Hot off the heels of announcing their next generation video game console, the viewer-friendly Xbox One, Microsoft opened this year’s E3 convention in L.A. this week. E3 has long been the mecca for gamers, geeks, and people interested in the crossover between video games and other media culture.
Since announcing the Xbox One, Microsoft has been taking a lot of flack from the gamer community about the startling lack of games that were shown or talked about during their initial announcement. However, it seems they finally got the memo by showing off a trailer for Metal Gear Solid 5, a game that was once considered exclusive to the Playstation console. The Metal Gear series has long been held as one of the best stealth-based action franchises of all time, combining a gravel-voiced super-agent Snake (named after Kurt Russel’s character from the cult classics Escape from New York and Escape from LA) with the ability to make it through most of the games’ challenges without ever taking the life of an enemy.
Along with a few other previews, Microsoft finally announced that the Xbox One should be on sale in November for $499, but there was no word if they would be carrying over the current policy of offering multiple versions of the console at different (and cheaper) price points.
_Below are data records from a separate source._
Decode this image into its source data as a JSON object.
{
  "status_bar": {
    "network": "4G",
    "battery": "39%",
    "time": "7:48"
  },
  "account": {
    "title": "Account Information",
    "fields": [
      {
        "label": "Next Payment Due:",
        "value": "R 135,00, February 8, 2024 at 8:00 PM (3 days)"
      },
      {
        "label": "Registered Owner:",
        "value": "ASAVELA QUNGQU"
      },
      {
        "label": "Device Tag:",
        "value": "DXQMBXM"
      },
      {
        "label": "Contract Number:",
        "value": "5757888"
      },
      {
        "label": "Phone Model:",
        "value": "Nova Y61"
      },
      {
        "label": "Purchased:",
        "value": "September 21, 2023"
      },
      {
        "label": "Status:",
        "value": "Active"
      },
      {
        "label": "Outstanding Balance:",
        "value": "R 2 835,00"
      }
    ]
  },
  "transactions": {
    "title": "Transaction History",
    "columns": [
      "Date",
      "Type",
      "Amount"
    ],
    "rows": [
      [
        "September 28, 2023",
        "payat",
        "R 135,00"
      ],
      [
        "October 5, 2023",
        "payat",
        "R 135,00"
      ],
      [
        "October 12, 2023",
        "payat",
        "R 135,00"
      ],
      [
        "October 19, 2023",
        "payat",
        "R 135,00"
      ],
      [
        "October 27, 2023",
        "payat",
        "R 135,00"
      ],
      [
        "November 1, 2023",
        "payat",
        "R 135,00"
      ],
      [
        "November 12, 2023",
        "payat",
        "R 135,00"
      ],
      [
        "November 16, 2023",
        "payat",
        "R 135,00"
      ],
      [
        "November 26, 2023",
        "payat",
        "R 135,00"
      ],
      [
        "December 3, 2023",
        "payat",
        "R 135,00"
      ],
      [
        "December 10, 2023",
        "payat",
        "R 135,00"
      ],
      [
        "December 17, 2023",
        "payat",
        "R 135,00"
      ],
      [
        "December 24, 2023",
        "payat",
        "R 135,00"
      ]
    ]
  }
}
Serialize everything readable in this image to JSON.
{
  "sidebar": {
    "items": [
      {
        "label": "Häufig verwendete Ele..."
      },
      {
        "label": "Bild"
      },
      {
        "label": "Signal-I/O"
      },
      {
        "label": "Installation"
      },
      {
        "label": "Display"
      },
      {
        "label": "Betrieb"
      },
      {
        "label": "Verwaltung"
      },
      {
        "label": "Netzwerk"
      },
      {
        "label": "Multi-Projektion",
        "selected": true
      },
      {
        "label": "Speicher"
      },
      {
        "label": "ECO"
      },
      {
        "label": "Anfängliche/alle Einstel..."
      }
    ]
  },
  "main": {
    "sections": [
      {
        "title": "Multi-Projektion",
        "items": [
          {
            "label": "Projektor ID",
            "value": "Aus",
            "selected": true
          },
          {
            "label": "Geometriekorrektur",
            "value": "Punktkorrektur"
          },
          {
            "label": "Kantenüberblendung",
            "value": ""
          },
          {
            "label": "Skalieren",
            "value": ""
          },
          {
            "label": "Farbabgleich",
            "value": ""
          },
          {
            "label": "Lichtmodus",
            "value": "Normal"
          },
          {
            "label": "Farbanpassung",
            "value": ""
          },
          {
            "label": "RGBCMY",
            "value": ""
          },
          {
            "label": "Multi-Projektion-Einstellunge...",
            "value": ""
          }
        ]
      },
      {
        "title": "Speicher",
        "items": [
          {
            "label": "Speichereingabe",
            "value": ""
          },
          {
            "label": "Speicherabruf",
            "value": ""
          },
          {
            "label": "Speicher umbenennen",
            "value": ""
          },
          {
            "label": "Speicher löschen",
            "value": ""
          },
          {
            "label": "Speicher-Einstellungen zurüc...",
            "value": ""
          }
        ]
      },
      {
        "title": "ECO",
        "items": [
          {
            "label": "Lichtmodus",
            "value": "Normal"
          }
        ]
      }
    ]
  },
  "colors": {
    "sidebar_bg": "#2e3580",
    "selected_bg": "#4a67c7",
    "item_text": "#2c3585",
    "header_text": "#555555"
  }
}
Photo: Courtesy of E3.
Speaking of the other king of consoles, everyone’s dying to see what Sony’s next generation Playstation 4 will actually look like. Visual details had been scant, but at their E3 press conference this week, the new console was finally revealed. The PS4 kind of looks like an Oreo cookie from the future (you can quote us on that) with clean, angular lines that will stand the unit up on its side or lay flat to fit into most entertainment centers.
After giving hard-core gamers the game-focused show that the E3 stage demands, they went one step further and made a couple of announcements that seemed aimed directly at Microsoft’s Xbox One. For months now, gamers and retailers alike have been worried that the Xbox One would include built-in software measures to prevent people from easily playing used, traded, or borrowed copies of games (think: some sort of iTunes DRM situation for video games). Sony came out swinging by assuring the audience that they were not considering any such measures for the PS4. No restrictions, no online authentication, nada — and the crowd went wild. The thunderous response to this news has been rippling through video game media for days, with many pundits saying that Sony has clearly won this year's battle of the E3 press conferences.
Get ready for a big next generation push from these two gaming giants. Even if you don't play video games or own a PlayStation or XBox, streaming media is here to stay — and changing the way we consume media. Photo: Courtesy of Playstation.